_TRY IT_:
In the answer, each entry below appears exactly as given, and no picture appears at all.
+ + + + +
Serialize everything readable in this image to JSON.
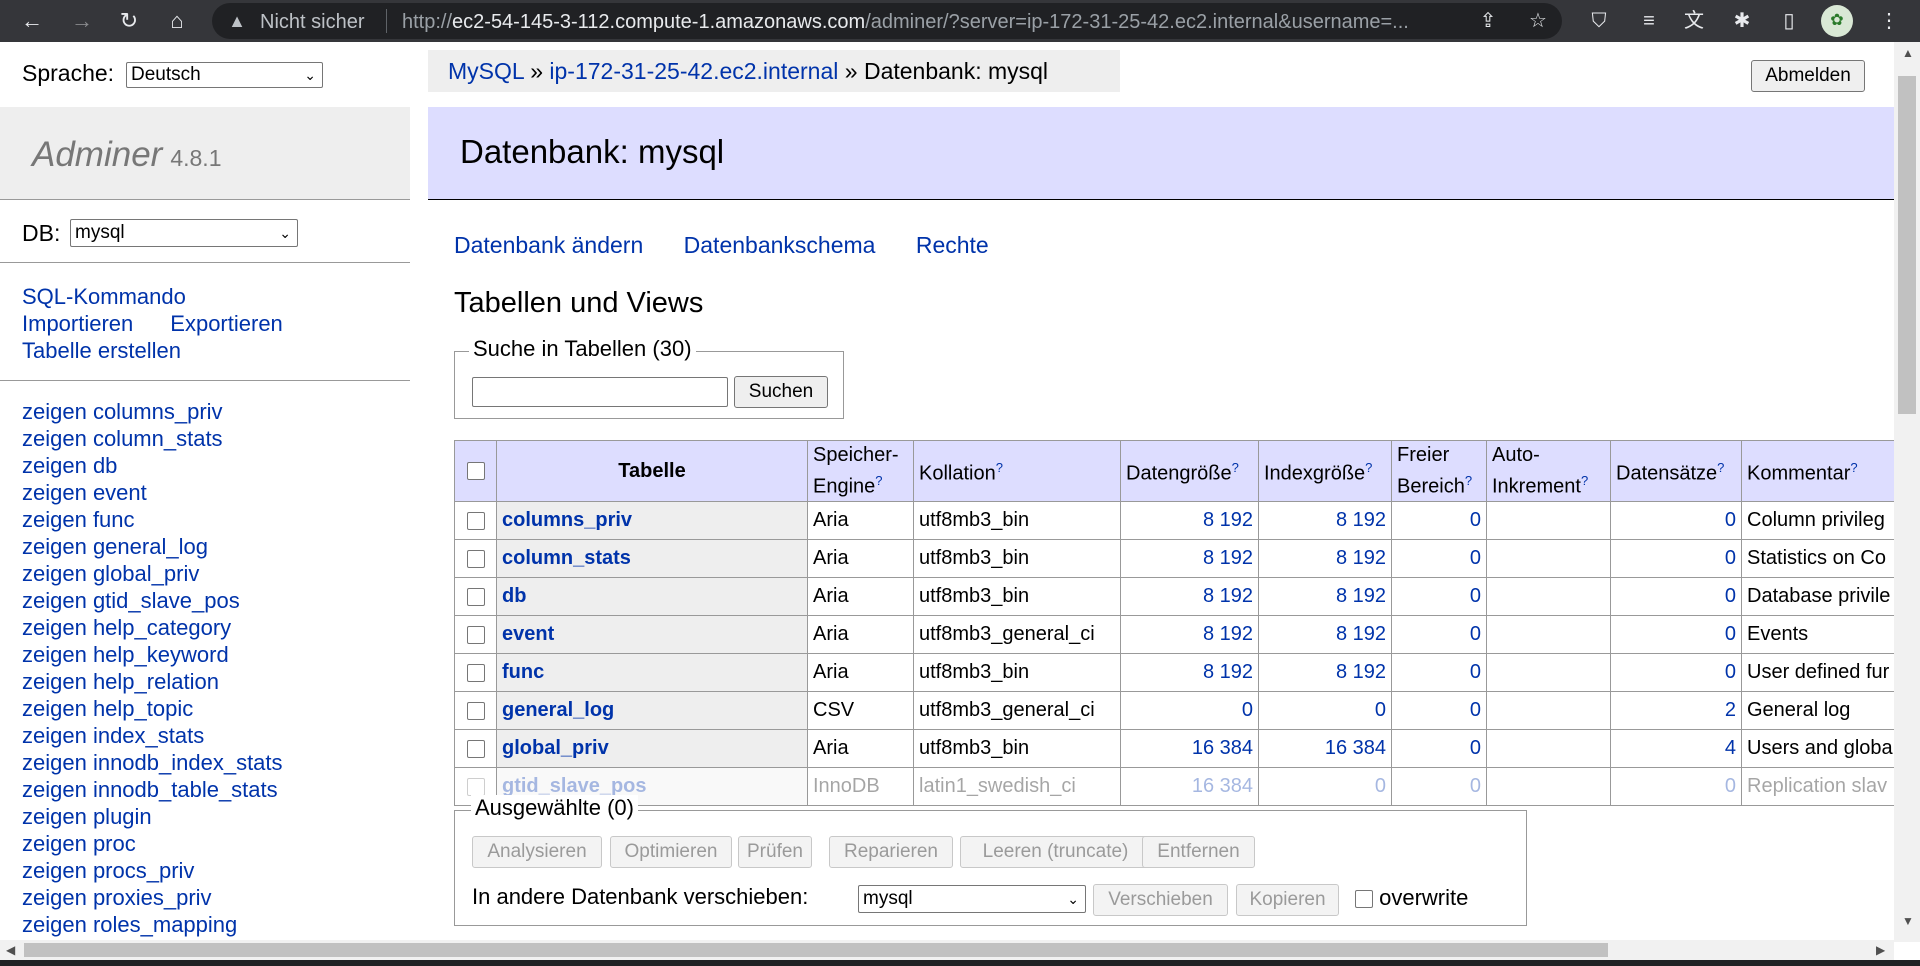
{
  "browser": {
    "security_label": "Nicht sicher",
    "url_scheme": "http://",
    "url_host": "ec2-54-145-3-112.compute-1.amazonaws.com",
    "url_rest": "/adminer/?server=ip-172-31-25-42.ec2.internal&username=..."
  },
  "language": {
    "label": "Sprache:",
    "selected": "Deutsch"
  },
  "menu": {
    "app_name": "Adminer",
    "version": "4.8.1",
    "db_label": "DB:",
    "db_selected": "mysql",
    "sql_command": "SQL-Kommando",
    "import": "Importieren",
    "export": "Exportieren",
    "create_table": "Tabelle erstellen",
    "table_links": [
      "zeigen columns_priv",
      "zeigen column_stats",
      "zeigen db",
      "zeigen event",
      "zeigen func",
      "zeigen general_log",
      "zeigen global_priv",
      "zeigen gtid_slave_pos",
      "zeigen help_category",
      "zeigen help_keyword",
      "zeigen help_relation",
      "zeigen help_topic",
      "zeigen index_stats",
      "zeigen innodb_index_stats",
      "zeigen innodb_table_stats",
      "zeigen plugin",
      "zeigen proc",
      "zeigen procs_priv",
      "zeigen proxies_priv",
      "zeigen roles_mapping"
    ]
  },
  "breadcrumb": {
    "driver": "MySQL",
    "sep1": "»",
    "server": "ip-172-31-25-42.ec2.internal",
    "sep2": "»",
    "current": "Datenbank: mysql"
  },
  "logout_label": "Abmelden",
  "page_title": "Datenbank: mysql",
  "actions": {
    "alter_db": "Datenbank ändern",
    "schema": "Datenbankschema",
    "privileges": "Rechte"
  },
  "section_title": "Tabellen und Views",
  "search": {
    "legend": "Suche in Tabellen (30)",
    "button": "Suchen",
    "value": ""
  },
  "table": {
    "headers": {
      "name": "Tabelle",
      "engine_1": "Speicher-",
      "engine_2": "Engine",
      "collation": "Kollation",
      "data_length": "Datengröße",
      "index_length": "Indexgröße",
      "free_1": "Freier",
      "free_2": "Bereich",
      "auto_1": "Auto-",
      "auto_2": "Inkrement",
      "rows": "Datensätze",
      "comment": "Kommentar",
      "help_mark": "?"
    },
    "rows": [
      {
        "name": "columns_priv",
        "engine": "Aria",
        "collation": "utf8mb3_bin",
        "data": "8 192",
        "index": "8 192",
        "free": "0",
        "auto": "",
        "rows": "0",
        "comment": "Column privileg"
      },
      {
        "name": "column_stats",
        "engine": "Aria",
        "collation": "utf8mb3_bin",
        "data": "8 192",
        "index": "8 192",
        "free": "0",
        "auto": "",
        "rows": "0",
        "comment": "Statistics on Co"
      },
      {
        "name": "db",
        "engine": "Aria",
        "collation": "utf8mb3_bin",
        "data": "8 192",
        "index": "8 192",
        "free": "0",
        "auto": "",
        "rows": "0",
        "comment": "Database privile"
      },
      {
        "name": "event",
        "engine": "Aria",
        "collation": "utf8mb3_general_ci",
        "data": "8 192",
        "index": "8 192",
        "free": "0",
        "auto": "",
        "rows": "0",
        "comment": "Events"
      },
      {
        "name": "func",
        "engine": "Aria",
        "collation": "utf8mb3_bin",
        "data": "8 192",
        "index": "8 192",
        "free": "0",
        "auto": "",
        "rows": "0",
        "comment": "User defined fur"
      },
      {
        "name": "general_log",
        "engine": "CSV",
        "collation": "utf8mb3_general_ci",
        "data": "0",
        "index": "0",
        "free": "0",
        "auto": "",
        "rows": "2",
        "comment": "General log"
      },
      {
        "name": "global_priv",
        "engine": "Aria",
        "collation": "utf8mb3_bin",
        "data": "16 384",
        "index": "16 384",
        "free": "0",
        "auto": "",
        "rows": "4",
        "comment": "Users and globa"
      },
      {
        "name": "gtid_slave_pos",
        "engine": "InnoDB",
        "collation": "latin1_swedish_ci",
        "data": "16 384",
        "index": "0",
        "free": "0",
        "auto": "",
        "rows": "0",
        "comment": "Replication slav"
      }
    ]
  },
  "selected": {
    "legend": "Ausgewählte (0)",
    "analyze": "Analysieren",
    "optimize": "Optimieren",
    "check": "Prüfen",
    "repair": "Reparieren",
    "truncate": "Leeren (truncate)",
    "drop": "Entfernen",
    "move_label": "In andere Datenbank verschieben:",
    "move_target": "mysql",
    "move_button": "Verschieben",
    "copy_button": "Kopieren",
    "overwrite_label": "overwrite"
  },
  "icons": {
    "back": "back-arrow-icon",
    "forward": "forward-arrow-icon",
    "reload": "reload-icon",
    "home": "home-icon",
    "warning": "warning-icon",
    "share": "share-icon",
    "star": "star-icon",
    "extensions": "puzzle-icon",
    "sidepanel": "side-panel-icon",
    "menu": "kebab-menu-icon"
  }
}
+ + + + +
_PROBLEM SOLUTION_:
Serialize everything readable in this image to JSON.
{
  "browser": {
    "security_label": "Nicht sicher",
    "url_scheme": "http://",
    "url_host": "ec2-54-145-3-112.compute-1.amazonaws.com",
    "url_rest": "/adminer/?server=ip-172-31-25-42.ec2.internal&username=..."
  },
  "language": {
    "label": "Sprache:",
    "selected": "Deutsch"
  },
  "menu": {
    "app_name": "Adminer",
    "version": "4.8.1",
    "db_label": "DB:",
    "db_selected": "mysql",
    "sql_command": "SQL-Kommando",
    "import": "Importieren",
    "export": "Exportieren",
    "create_table": "Tabelle erstellen",
    "table_links": [
      "zeigen columns_priv",
      "zeigen column_stats",
      "zeigen db",
      "zeigen event",
      "zeigen func",
      "zeigen general_log",
      "zeigen global_priv",
      "zeigen gtid_slave_pos",
      "zeigen help_category",
      "zeigen help_keyword",
      "zeigen help_relation",
      "zeigen help_topic",
      "zeigen index_stats",
      "zeigen innodb_index_stats",
      "zeigen innodb_table_stats",
      "zeigen plugin",
      "zeigen proc",
      "zeigen procs_priv",
      "zeigen proxies_priv",
      "zeigen roles_mapping"
    ]
  },
  "breadcrumb": {
    "driver": "MySQL",
    "sep1": "»",
    "server": "ip-172-31-25-42.ec2.internal",
    "sep2": "»",
    "current": "Datenbank: mysql"
  },
  "logout_label": "Abmelden",
  "page_title": "Datenbank: mysql",
  "actions": {
    "alter_db": "Datenbank ändern",
    "schema": "Datenbankschema",
    "privileges": "Rechte"
  },
  "section_title": "Tabellen und Views",
  "search": {
    "legend": "Suche in Tabellen (30)",
    "button": "Suchen",
    "value": ""
  },
  "table": {
    "headers": {
      "name": "Tabelle",
      "engine_1": "Speicher-",
      "engine_2": "Engine",
      "collation": "Kollation",
      "data_length": "Datengröße",
      "index_length": "Indexgröße",
      "free_1": "Freier",
      "free_2": "Bereich",
      "auto_1": "Auto-",
      "auto_2": "Inkrement",
      "rows": "Datensätze",
      "comment": "Kommentar",
      "help_mark": "?"
    },
    "rows": [
      {
        "name": "columns_priv",
        "engine": "Aria",
        "collation": "utf8mb3_bin",
        "data": "8 192",
        "index": "8 192",
        "free": "0",
        "auto": "",
        "rows": "0",
        "comment": "Column privileg"
      },
      {
        "name": "column_stats",
        "engine": "Aria",
        "collation": "utf8mb3_bin",
        "data": "8 192",
        "index": "8 192",
        "free": "0",
        "auto": "",
        "rows": "0",
        "comment": "Statistics on Co"
      },
      {
        "name": "db",
        "engine": "Aria",
        "collation": "utf8mb3_bin",
        "data": "8 192",
        "index": "8 192",
        "free": "0",
        "auto": "",
        "rows": "0",
        "comment": "Database privile"
      },
      {
        "name": "event",
        "engine": "Aria",
        "collation": "utf8mb3_general_ci",
        "data": "8 192",
        "index": "8 192",
        "free": "0",
        "auto": "",
        "rows": "0",
        "comment": "Events"
      },
      {
        "name": "func",
        "engine": "Aria",
        "collation": "utf8mb3_bin",
        "data": "8 192",
        "index": "8 192",
        "free": "0",
        "auto": "",
        "rows": "0",
        "comment": "User defined fur"
      },
      {
        "name": "general_log",
        "engine": "CSV",
        "collation": "utf8mb3_general_ci",
        "data": "0",
        "index": "0",
        "free": "0",
        "auto": "",
        "rows": "2",
        "comment": "General log"
      },
      {
        "name": "global_priv",
        "engine": "Aria",
        "collation": "utf8mb3_bin",
        "data": "16 384",
        "index": "16 384",
        "free": "0",
        "auto": "",
        "rows": "4",
        "comment": "Users and globa"
      },
      {
        "name": "gtid_slave_pos",
        "engine": "InnoDB",
        "collation": "latin1_swedish_ci",
        "data": "16 384",
        "index": "0",
        "free": "0",
        "auto": "",
        "rows": "0",
        "comment": "Replication slav"
      }
    ]
  },
  "selected": {
    "legend": "Ausgewählte (0)",
    "analyze": "Analysieren",
    "optimize": "Optimieren",
    "check": "Prüfen",
    "repair": "Reparieren",
    "truncate": "Leeren (truncate)",
    "drop": "Entfernen",
    "move_label": "In andere Datenbank verschieben:",
    "move_target": "mysql",
    "move_button": "Verschieben",
    "copy_button": "Kopieren",
    "overwrite_label": "overwrite"
  },
  "icons": {
    "back": "back-arrow-icon",
    "forward": "forward-arrow-icon",
    "reload": "reload-icon",
    "home": "home-icon",
    "warning": "warning-icon",
    "share": "share-icon",
    "star": "star-icon",
    "extensions": "puzzle-icon",
    "sidepanel": "side-panel-icon",
    "menu": "kebab-menu-icon"
  }
}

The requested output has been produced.